---------- Records to process ----------
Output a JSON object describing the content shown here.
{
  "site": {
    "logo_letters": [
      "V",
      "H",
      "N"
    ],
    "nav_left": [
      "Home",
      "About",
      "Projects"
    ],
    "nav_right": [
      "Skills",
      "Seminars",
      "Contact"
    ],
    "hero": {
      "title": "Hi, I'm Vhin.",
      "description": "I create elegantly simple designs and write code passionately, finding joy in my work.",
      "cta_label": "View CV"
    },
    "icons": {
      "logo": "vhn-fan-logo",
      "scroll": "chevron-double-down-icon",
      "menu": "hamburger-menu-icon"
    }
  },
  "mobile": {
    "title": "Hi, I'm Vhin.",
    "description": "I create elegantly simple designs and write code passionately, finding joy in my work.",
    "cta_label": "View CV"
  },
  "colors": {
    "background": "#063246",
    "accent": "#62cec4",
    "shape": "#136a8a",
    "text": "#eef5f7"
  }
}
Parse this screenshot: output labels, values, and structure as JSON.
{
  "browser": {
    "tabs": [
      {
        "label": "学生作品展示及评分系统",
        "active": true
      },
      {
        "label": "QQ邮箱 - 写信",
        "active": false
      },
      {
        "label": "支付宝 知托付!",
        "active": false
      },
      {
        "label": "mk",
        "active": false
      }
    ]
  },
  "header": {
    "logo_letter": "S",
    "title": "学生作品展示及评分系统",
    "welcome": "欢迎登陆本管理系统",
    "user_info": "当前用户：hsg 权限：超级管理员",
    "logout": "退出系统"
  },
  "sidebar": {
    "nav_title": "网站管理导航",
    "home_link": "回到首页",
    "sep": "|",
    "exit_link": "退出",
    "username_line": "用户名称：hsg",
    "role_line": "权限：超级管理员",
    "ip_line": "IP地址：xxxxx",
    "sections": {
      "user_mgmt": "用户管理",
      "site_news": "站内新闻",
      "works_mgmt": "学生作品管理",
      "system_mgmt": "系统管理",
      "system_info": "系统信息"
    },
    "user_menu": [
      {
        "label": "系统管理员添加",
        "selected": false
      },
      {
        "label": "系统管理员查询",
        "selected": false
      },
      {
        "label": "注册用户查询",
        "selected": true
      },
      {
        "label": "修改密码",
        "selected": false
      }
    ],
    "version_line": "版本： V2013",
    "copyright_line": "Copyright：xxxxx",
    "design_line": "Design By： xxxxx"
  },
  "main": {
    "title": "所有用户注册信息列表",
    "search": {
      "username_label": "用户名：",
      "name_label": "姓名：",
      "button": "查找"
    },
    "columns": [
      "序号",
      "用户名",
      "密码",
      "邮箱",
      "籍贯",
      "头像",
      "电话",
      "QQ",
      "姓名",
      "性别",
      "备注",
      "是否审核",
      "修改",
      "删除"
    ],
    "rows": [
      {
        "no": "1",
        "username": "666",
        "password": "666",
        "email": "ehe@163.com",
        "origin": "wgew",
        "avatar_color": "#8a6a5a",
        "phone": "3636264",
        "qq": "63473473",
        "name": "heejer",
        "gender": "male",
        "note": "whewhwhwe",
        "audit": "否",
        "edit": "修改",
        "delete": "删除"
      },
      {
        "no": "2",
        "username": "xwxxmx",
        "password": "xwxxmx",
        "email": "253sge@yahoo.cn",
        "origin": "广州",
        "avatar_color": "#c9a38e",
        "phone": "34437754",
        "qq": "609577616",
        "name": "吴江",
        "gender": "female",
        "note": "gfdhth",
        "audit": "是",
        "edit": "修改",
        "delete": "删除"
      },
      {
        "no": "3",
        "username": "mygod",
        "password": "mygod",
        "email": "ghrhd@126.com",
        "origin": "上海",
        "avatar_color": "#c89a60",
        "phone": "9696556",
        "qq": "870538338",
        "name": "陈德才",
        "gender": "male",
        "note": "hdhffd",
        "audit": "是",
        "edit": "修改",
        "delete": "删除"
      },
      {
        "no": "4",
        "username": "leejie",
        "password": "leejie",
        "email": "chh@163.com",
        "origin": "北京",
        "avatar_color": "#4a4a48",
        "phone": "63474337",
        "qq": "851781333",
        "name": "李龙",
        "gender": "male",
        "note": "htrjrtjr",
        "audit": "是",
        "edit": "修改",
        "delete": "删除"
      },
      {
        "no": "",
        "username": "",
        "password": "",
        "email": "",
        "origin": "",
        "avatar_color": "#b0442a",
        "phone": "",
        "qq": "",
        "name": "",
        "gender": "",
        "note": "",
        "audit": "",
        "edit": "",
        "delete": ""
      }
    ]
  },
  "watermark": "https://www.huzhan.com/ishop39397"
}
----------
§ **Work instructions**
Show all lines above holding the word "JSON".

§ **Response box**
Output a JSON object describing the content shown here.
Parse this screenshot: output labels, values, and structure as JSON.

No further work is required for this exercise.